For the third time in the span of a week, Disney CEO Bob Chapek has issued a statement addressing how the company responded to Florida’s so-called “Don’t Say Gay” legislation. 

The bill which is supported by Republican Florida Gov. Ron DeSantis, would forbid “classroom discussion about sexual orientation or gender identity” in public schools from kindergarten through third grade “or in a manner that is not age-appropriate or developmentally appropriate for students in accordance with state standards.”

Facing criticism for Disney having donated to every politician who sponsored the bill, Chapek initially said a public condemnation would be “counterproductive.” Met with only more criticism, the Disney CEO shifted his tone at the company’s annual meeting, publicly opposing the bill and saying he had called DeSantis “to express our disappointment and concern that if legislation becomes law it could be used to unfairly target gay, lesbian, non-binary and transgender kids and families.”

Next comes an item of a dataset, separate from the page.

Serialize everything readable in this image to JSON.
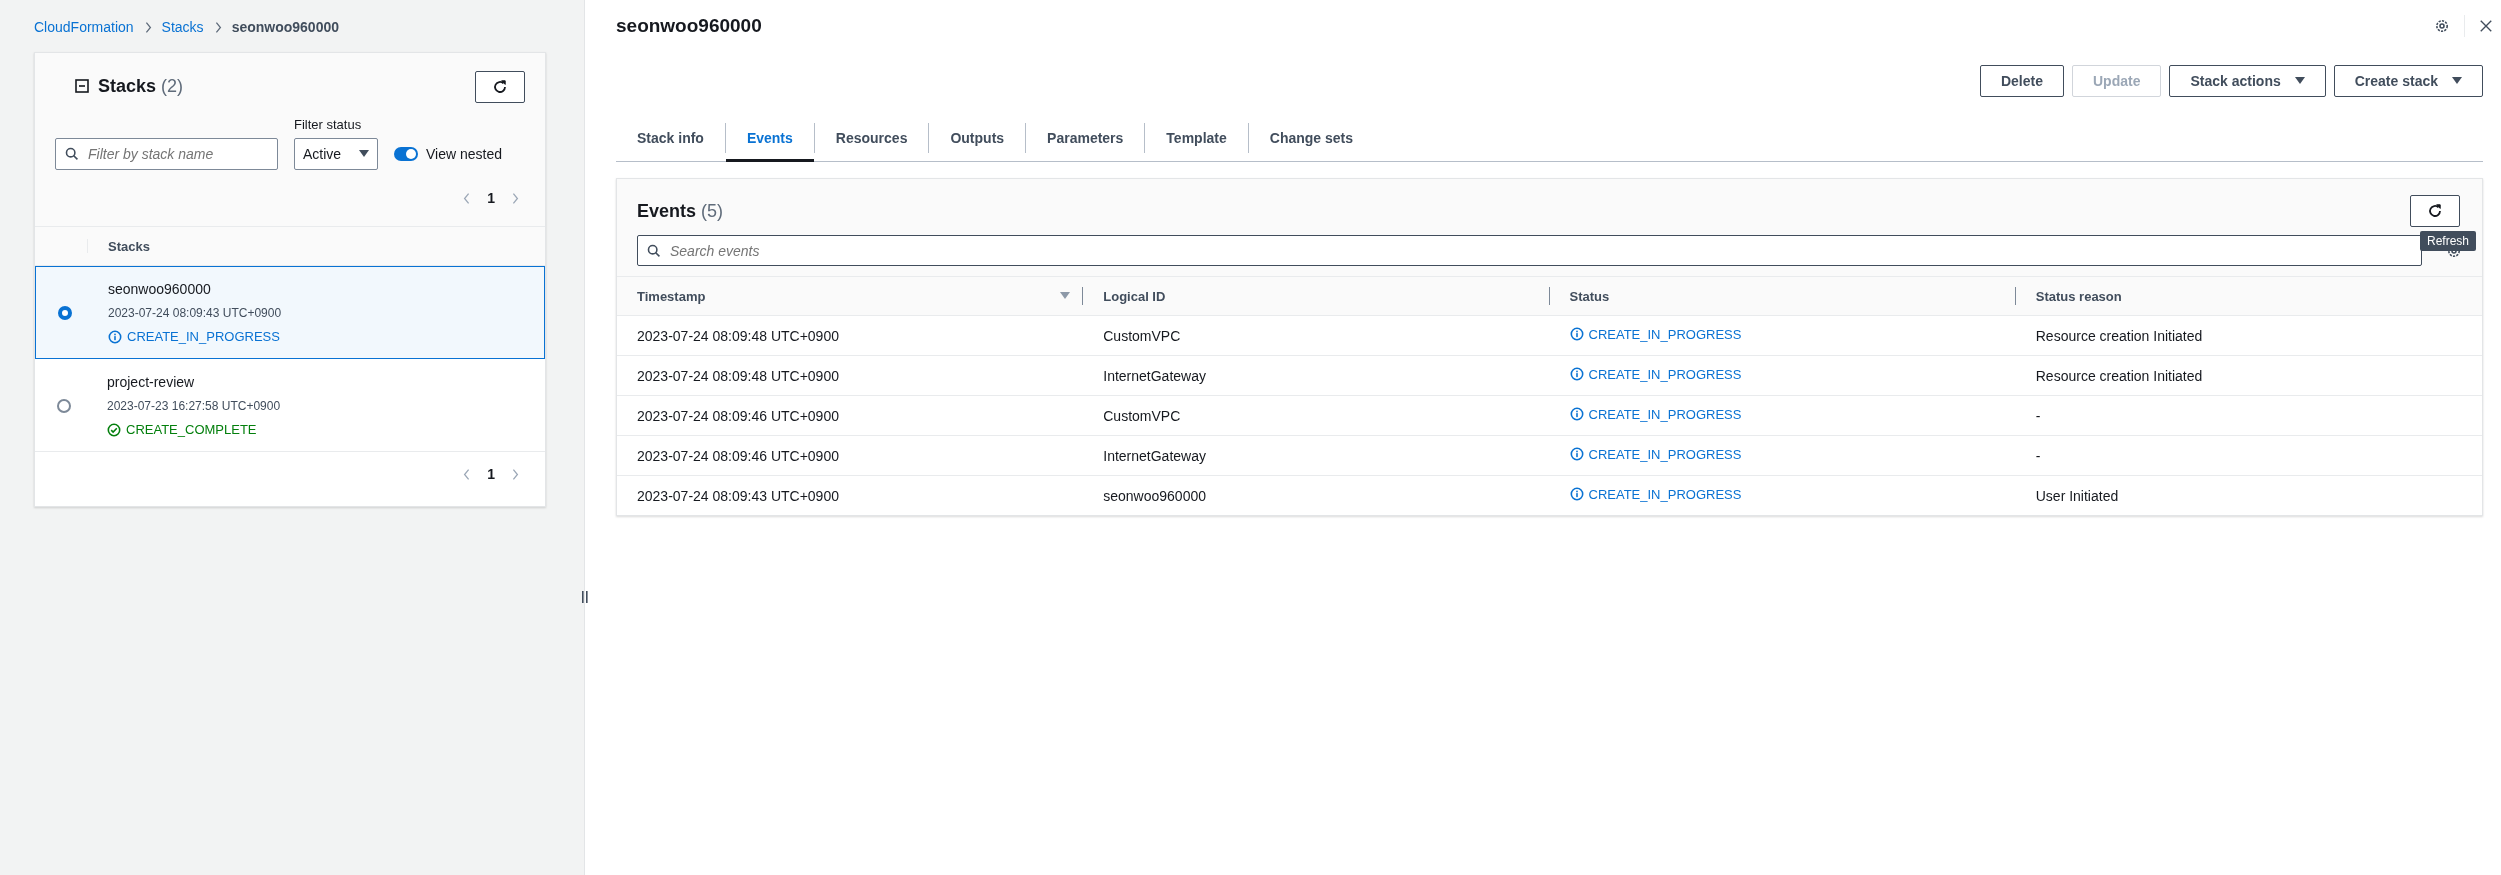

But that didn’t stop the backlash from any part of the political spectrum.

Human Rights Campaign, the largest LGBTQ+ rights group in the U.S., said it wouldn’t accept Disney’s pledged $5 million donation until it sees “meaningful action” to oppose proposals like the “Don’t Say Gay” bill.   

On the right, DeSantis slammed Disney’s response, stating in video obtained by Fox News, “You have companies, like at Disney, that are going to say and criticize parents’ rights, they’re going to criticize the fact that we don’t want transgenderism in kindergarten in first grade classrooms. If that’s the hill they’re going to die on, then how do they possibly explain lining their pockets with their relationship from the Communist Party of China?” Disney does, in fact, do business with China, including co-ownership of the Shanghai Disneyland Resort, and has been criticized for filming parts of the 2020 remake of “Mulan” in Xinjiang province, where the Chinese government has forced around 2 million Uyghur Muslims into internment camps. 

Which brings us to Chapek’s latest memo to employees on Friday. In addition to apologizing for the company’s earlier refusal to take a stance and saying “I let you down,” he announced Disney would be “pausing all political donations in the state of Florida” as it re-evaluates its advocacy efforts. 

“I truly believe we are an infinitely better and stronger company because of our LGBTQ+ community,” Chapek said. “I missed the mark in this case but am an ally you can count on—and I will be an outspoken champion for the protections, visibility, and opportunity you deserve.”

While Disney has taken more heat for its political donations, its biggest theme park rival has also given money to the “Don’t Say Gay” bill’s sponsors. Universal Orlando’s parent company, Comcast, has donated $28,000 to the bill’s sponsors, according to Popular Information, a newsletter written by liberal journalist Jedd Legum. Like Disney, Universal Orlando claims to be supportive of LGBTQ+ rights, selling “Love is Universal” merchandise during Pride Month. 

Multiple emails sent by Theme Park Tribune to Comcast’s press officers asking about these donations, and seeking comment on the company’s position on the legislation, have gone unanswered.